— TASK INSTRUCTIONS —
Write out every entry exactly as it appears, omitting the pictures.

Data about app and page elements:

Start of Block

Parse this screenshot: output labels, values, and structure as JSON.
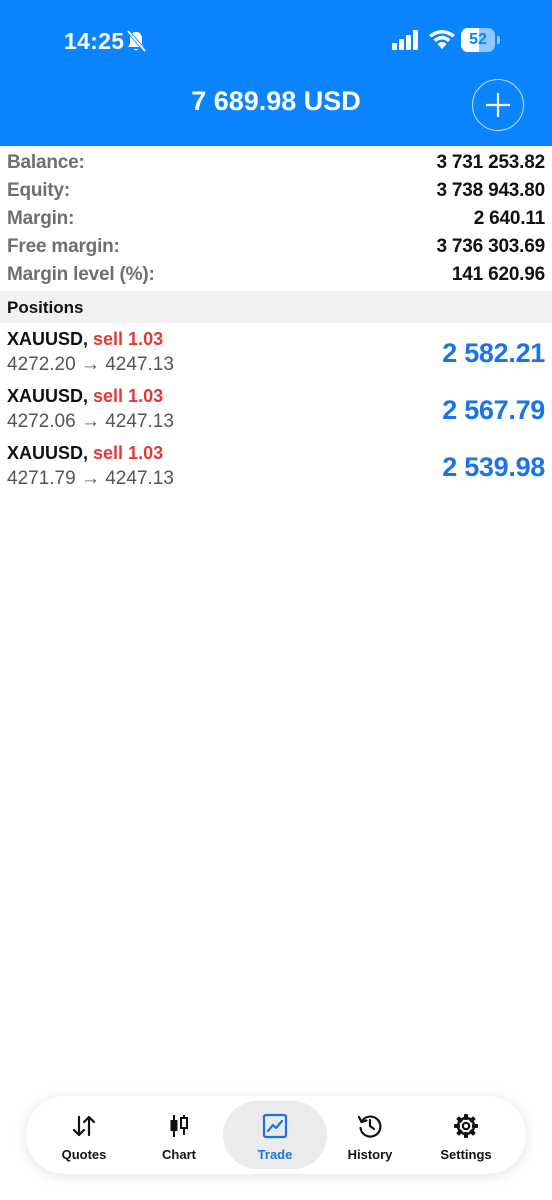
{
  "status_bar": {
    "time": "14:25",
    "battery_level": "52",
    "battery_fraction": 0.52
  },
  "header": {
    "title": "7 689.98 USD",
    "accent_color": "#0a84ff"
  },
  "summary": [
    {
      "label": "Balance:",
      "value": "3 731 253.82"
    },
    {
      "label": "Equity:",
      "value": "3 738 943.80"
    },
    {
      "label": "Margin:",
      "value": "2 640.11"
    },
    {
      "label": "Free margin:",
      "value": "3 736 303.69"
    },
    {
      "label": "Margin level (%):",
      "value": "141 620.96"
    }
  ],
  "positions": {
    "header": "Positions",
    "items": [
      {
        "symbol": "XAUUSD,",
        "side": "sell 1.03",
        "prices": "4272.20 → 4247.13",
        "profit": "2 582.21"
      },
      {
        "symbol": "XAUUSD,",
        "side": "sell 1.03",
        "prices": "4272.06 → 4247.13",
        "profit": "2 567.79"
      },
      {
        "symbol": "XAUUSD,",
        "side": "sell 1.03",
        "prices": "4271.79 → 4247.13",
        "profit": "2 539.98"
      }
    ]
  },
  "tabs": [
    {
      "label": "Quotes",
      "icon": "quotes-icon"
    },
    {
      "label": "Chart",
      "icon": "chart-icon"
    },
    {
      "label": "Trade",
      "icon": "trade-icon",
      "active": true
    },
    {
      "label": "History",
      "icon": "history-icon"
    },
    {
      "label": "Settings",
      "icon": "settings-icon"
    }
  ],
  "colors": {
    "sell": "#e53935",
    "profit": "#1a73e8"
  }
}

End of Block

— OUTPUT FOR THIS EXERCISE —
Parse this screenshot: output labels, values, and structure as JSON.
{
  "status_bar": {
    "time": "14:25",
    "battery_level": "52",
    "battery_fraction": 0.52
  },
  "header": {
    "title": "7 689.98 USD",
    "accent_color": "#0a84ff"
  },
  "summary": [
    {
      "label": "Balance:",
      "value": "3 731 253.82"
    },
    {
      "label": "Equity:",
      "value": "3 738 943.80"
    },
    {
      "label": "Margin:",
      "value": "2 640.11"
    },
    {
      "label": "Free margin:",
      "value": "3 736 303.69"
    },
    {
      "label": "Margin level (%):",
      "value": "141 620.96"
    }
  ],
  "positions": {
    "header": "Positions",
    "items": [
      {
        "symbol": "XAUUSD,",
        "side": "sell 1.03",
        "prices": "4272.20 → 4247.13",
        "profit": "2 582.21"
      },
      {
        "symbol": "XAUUSD,",
        "side": "sell 1.03",
        "prices": "4272.06 → 4247.13",
        "profit": "2 567.79"
      },
      {
        "symbol": "XAUUSD,",
        "side": "sell 1.03",
        "prices": "4271.79 → 4247.13",
        "profit": "2 539.98"
      }
    ]
  },
  "tabs": [
    {
      "label": "Quotes",
      "icon": "quotes-icon"
    },
    {
      "label": "Chart",
      "icon": "chart-icon"
    },
    {
      "label": "Trade",
      "icon": "trade-icon",
      "active": true
    },
    {
      "label": "History",
      "icon": "history-icon"
    },
    {
      "label": "Settings",
      "icon": "settings-icon"
    }
  ],
  "colors": {
    "sell": "#e53935",
    "profit": "#1a73e8"
  }
}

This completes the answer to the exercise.